▸ How to complete this task
Each line of the data below that includes the string "rest" must be copied.

━━━━━━━━━━━━━━━━━━━━━━━━━━━━━━

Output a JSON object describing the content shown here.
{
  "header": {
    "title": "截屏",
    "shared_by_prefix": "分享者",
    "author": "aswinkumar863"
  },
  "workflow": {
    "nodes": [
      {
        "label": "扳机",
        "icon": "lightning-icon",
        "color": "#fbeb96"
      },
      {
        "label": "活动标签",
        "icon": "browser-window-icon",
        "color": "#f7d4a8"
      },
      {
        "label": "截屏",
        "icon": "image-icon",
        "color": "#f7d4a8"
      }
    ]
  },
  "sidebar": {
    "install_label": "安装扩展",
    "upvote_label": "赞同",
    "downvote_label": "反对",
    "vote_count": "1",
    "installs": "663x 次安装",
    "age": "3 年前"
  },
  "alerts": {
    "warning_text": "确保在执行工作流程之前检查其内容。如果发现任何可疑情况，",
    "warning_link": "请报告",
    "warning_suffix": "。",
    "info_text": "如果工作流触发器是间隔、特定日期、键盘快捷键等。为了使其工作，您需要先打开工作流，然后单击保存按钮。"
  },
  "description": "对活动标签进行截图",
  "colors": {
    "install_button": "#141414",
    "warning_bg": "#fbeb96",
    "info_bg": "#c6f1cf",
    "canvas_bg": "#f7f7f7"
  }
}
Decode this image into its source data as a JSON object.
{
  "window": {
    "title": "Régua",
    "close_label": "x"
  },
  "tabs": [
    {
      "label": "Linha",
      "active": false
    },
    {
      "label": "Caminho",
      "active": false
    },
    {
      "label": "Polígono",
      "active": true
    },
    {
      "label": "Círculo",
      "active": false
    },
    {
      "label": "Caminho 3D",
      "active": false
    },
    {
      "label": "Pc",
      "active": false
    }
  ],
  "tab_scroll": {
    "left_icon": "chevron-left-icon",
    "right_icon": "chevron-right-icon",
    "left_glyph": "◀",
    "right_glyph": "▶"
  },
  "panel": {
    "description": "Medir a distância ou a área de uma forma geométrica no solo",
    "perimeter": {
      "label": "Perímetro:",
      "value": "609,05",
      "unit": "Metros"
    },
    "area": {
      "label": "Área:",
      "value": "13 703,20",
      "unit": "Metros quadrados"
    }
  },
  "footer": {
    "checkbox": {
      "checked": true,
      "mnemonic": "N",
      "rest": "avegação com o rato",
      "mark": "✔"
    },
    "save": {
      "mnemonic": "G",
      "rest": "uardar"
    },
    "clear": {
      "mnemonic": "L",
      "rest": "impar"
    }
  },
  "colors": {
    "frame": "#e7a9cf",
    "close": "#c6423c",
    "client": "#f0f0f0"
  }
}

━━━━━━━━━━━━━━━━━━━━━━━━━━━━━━

▸ Solved exercise
      "rest": "avegação com o rato",
      "rest": "uardar"
      "rest": "impar"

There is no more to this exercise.